> ACTION ITEM
Retype the entries below exactly, and keep every picture out of your version.

§

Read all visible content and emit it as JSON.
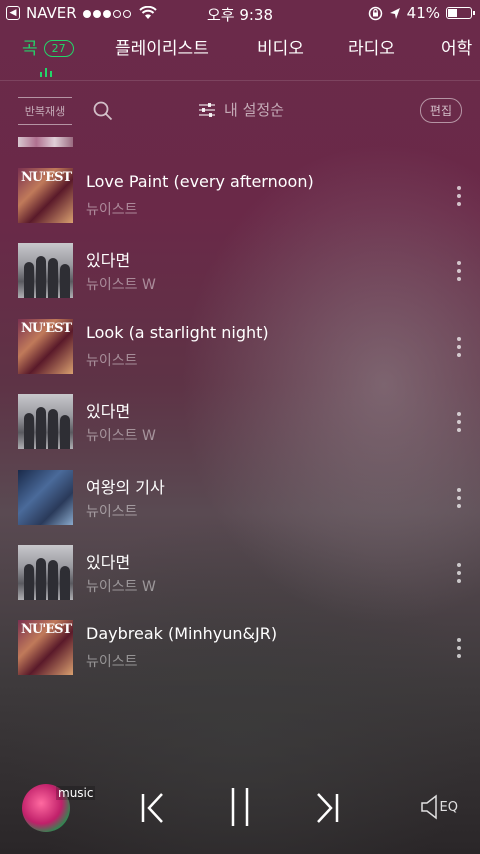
{
  "status_bar": {
    "back_icon": "back-arrow-icon",
    "carrier": "NAVER",
    "signal_dots_filled": 3,
    "signal_dots_total": 5,
    "time": "오후 9:38",
    "battery": "41%",
    "battery_level": 0.41
  },
  "tabs": [
    {
      "label": "곡",
      "count": "27",
      "active": true
    },
    {
      "label": "플레이리스트",
      "active": false
    },
    {
      "label": "비디오",
      "active": false
    },
    {
      "label": "라디오",
      "active": false
    },
    {
      "label": "어학",
      "active": false
    }
  ],
  "toolbar": {
    "repeat_label": "반복재생",
    "sort_label": "내 설정순",
    "edit_label": "편집"
  },
  "songs": [
    {
      "title": "Love Paint (every afternoon)",
      "artist": "뉴이스트",
      "cover": "nuest-album",
      "cover_text": "NU'EST"
    },
    {
      "title": "있다면",
      "artist": "뉴이스트 W",
      "cover": "nuest-w-album"
    },
    {
      "title": "Look (a starlight night)",
      "artist": "뉴이스트",
      "cover": "nuest-album",
      "cover_text": "NU'EST"
    },
    {
      "title": "있다면",
      "artist": "뉴이스트 W",
      "cover": "nuest-w-album"
    },
    {
      "title": "여왕의 기사",
      "artist": "뉴이스트",
      "cover": "queens-knight-album"
    },
    {
      "title": "있다면",
      "artist": "뉴이스트 W",
      "cover": "nuest-w-album"
    },
    {
      "title": "Daybreak (Minhyun&JR)",
      "artist": "뉴이스트",
      "cover": "nuest-album",
      "cover_text": "NU'EST"
    }
  ],
  "player": {
    "music_label": "music",
    "eq_label": "EQ"
  },
  "colors": {
    "accent": "#24d46a"
  }
}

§

> RESULT
Read all visible content and emit it as JSON.
{
  "status_bar": {
    "back_icon": "back-arrow-icon",
    "carrier": "NAVER",
    "signal_dots_filled": 3,
    "signal_dots_total": 5,
    "time": "오후 9:38",
    "battery": "41%",
    "battery_level": 0.41
  },
  "tabs": [
    {
      "label": "곡",
      "count": "27",
      "active": true
    },
    {
      "label": "플레이리스트",
      "active": false
    },
    {
      "label": "비디오",
      "active": false
    },
    {
      "label": "라디오",
      "active": false
    },
    {
      "label": "어학",
      "active": false
    }
  ],
  "toolbar": {
    "repeat_label": "반복재생",
    "sort_label": "내 설정순",
    "edit_label": "편집"
  },
  "songs": [
    {
      "title": "Love Paint (every afternoon)",
      "artist": "뉴이스트",
      "cover": "nuest-album",
      "cover_text": "NU'EST"
    },
    {
      "title": "있다면",
      "artist": "뉴이스트 W",
      "cover": "nuest-w-album"
    },
    {
      "title": "Look (a starlight night)",
      "artist": "뉴이스트",
      "cover": "nuest-album",
      "cover_text": "NU'EST"
    },
    {
      "title": "있다면",
      "artist": "뉴이스트 W",
      "cover": "nuest-w-album"
    },
    {
      "title": "여왕의 기사",
      "artist": "뉴이스트",
      "cover": "queens-knight-album"
    },
    {
      "title": "있다면",
      "artist": "뉴이스트 W",
      "cover": "nuest-w-album"
    },
    {
      "title": "Daybreak (Minhyun&JR)",
      "artist": "뉴이스트",
      "cover": "nuest-album",
      "cover_text": "NU'EST"
    }
  ],
  "player": {
    "music_label": "music",
    "eq_label": "EQ"
  },
  "colors": {
    "accent": "#24d46a"
  }
}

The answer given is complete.